▶ **Your goal**:
Every line below should be duplicated exactly.
[Records to process Boundary: Start]
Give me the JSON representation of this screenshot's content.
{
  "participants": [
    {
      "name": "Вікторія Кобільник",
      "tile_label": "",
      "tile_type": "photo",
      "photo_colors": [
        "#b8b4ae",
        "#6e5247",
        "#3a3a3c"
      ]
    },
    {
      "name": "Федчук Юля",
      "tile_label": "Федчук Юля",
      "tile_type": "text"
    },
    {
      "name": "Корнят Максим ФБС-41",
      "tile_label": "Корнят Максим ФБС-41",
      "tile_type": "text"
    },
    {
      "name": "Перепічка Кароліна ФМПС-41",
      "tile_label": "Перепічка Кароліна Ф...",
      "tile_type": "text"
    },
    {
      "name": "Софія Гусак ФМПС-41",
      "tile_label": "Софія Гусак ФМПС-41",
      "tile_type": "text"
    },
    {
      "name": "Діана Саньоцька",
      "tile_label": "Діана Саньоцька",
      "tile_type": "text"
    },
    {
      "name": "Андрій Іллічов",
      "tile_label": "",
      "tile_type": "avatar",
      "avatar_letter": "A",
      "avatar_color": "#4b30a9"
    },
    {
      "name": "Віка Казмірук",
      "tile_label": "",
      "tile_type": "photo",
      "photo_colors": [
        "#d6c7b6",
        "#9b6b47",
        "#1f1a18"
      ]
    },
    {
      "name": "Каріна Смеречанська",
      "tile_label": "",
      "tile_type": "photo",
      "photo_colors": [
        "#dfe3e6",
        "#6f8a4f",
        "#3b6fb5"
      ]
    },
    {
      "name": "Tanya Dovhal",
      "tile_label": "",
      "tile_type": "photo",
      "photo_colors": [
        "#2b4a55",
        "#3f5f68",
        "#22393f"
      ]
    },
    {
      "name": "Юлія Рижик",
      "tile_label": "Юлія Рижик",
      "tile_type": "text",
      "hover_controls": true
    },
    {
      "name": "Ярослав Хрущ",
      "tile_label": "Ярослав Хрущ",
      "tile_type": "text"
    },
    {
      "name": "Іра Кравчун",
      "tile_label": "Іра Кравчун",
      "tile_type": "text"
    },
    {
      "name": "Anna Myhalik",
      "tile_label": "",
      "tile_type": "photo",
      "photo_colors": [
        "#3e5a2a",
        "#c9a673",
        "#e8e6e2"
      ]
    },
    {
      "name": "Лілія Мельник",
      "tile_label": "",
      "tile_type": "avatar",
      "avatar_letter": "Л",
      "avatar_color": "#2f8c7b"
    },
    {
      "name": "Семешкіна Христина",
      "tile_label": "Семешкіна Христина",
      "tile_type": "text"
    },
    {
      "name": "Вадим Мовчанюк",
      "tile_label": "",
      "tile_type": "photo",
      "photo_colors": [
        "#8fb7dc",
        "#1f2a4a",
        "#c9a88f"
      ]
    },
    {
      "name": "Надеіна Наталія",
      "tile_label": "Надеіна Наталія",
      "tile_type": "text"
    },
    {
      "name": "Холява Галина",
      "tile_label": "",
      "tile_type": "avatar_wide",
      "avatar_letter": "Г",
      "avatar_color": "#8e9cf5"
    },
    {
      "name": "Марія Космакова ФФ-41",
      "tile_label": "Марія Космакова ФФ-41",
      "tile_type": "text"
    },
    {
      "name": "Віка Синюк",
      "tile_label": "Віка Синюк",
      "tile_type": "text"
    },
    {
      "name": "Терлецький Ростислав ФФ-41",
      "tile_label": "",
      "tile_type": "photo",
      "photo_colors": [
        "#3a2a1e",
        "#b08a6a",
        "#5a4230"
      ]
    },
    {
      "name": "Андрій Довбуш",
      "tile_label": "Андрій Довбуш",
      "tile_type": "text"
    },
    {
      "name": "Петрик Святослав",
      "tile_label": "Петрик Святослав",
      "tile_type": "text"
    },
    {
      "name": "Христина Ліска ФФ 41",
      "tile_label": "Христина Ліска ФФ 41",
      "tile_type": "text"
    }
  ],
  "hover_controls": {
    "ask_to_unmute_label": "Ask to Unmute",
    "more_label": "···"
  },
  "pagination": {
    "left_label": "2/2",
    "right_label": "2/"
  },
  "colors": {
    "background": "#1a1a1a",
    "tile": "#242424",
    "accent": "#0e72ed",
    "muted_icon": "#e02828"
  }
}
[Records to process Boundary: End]
▶ **Completed task**:
Give me the JSON representation of this screenshot's content.
{
  "participants": [
    {
      "name": "Вікторія Кобільник",
      "tile_label": "",
      "tile_type": "photo",
      "photo_colors": [
        "#b8b4ae",
        "#6e5247",
        "#3a3a3c"
      ]
    },
    {
      "name": "Федчук Юля",
      "tile_label": "Федчук Юля",
      "tile_type": "text"
    },
    {
      "name": "Корнят Максим ФБС-41",
      "tile_label": "Корнят Максим ФБС-41",
      "tile_type": "text"
    },
    {
      "name": "Перепічка Кароліна ФМПС-41",
      "tile_label": "Перепічка Кароліна Ф...",
      "tile_type": "text"
    },
    {
      "name": "Софія Гусак ФМПС-41",
      "tile_label": "Софія Гусак ФМПС-41",
      "tile_type": "text"
    },
    {
      "name": "Діана Саньоцька",
      "tile_label": "Діана Саньоцька",
      "tile_type": "text"
    },
    {
      "name": "Андрій Іллічов",
      "tile_label": "",
      "tile_type": "avatar",
      "avatar_letter": "A",
      "avatar_color": "#4b30a9"
    },
    {
      "name": "Віка Казмірук",
      "tile_label": "",
      "tile_type": "photo",
      "photo_colors": [
        "#d6c7b6",
        "#9b6b47",
        "#1f1a18"
      ]
    },
    {
      "name": "Каріна Смеречанська",
      "tile_label": "",
      "tile_type": "photo",
      "photo_colors": [
        "#dfe3e6",
        "#6f8a4f",
        "#3b6fb5"
      ]
    },
    {
      "name": "Tanya Dovhal",
      "tile_label": "",
      "tile_type": "photo",
      "photo_colors": [
        "#2b4a55",
        "#3f5f68",
        "#22393f"
      ]
    },
    {
      "name": "Юлія Рижик",
      "tile_label": "Юлія Рижик",
      "tile_type": "text",
      "hover_controls": true
    },
    {
      "name": "Ярослав Хрущ",
      "tile_label": "Ярослав Хрущ",
      "tile_type": "text"
    },
    {
      "name": "Іра Кравчун",
      "tile_label": "Іра Кравчун",
      "tile_type": "text"
    },
    {
      "name": "Anna Myhalik",
      "tile_label": "",
      "tile_type": "photo",
      "photo_colors": [
        "#3e5a2a",
        "#c9a673",
        "#e8e6e2"
      ]
    },
    {
      "name": "Лілія Мельник",
      "tile_label": "",
      "tile_type": "avatar",
      "avatar_letter": "Л",
      "avatar_color": "#2f8c7b"
    },
    {
      "name": "Семешкіна Христина",
      "tile_label": "Семешкіна Христина",
      "tile_type": "text"
    },
    {
      "name": "Вадим Мовчанюк",
      "tile_label": "",
      "tile_type": "photo",
      "photo_colors": [
        "#8fb7dc",
        "#1f2a4a",
        "#c9a88f"
      ]
    },
    {
      "name": "Надеіна Наталія",
      "tile_label": "Надеіна Наталія",
      "tile_type": "text"
    },
    {
      "name": "Холява Галина",
      "tile_label": "",
      "tile_type": "avatar_wide",
      "avatar_letter": "Г",
      "avatar_color": "#8e9cf5"
    },
    {
      "name": "Марія Космакова ФФ-41",
      "tile_label": "Марія Космакова ФФ-41",
      "tile_type": "text"
    },
    {
      "name": "Віка Синюк",
      "tile_label": "Віка Синюк",
      "tile_type": "text"
    },
    {
      "name": "Терлецький Ростислав ФФ-41",
      "tile_label": "",
      "tile_type": "photo",
      "photo_colors": [
        "#3a2a1e",
        "#b08a6a",
        "#5a4230"
      ]
    },
    {
      "name": "Андрій Довбуш",
      "tile_label": "Андрій Довбуш",
      "tile_type": "text"
    },
    {
      "name": "Петрик Святослав",
      "tile_label": "Петрик Святослав",
      "tile_type": "text"
    },
    {
      "name": "Христина Ліска ФФ 41",
      "tile_label": "Христина Ліска ФФ 41",
      "tile_type": "text"
    }
  ],
  "hover_controls": {
    "ask_to_unmute_label": "Ask to Unmute",
    "more_label": "···"
  },
  "pagination": {
    "left_label": "2/2",
    "right_label": "2/"
  },
  "colors": {
    "background": "#1a1a1a",
    "tile": "#242424",
    "accent": "#0e72ed",
    "muted_icon": "#e02828"
  }
}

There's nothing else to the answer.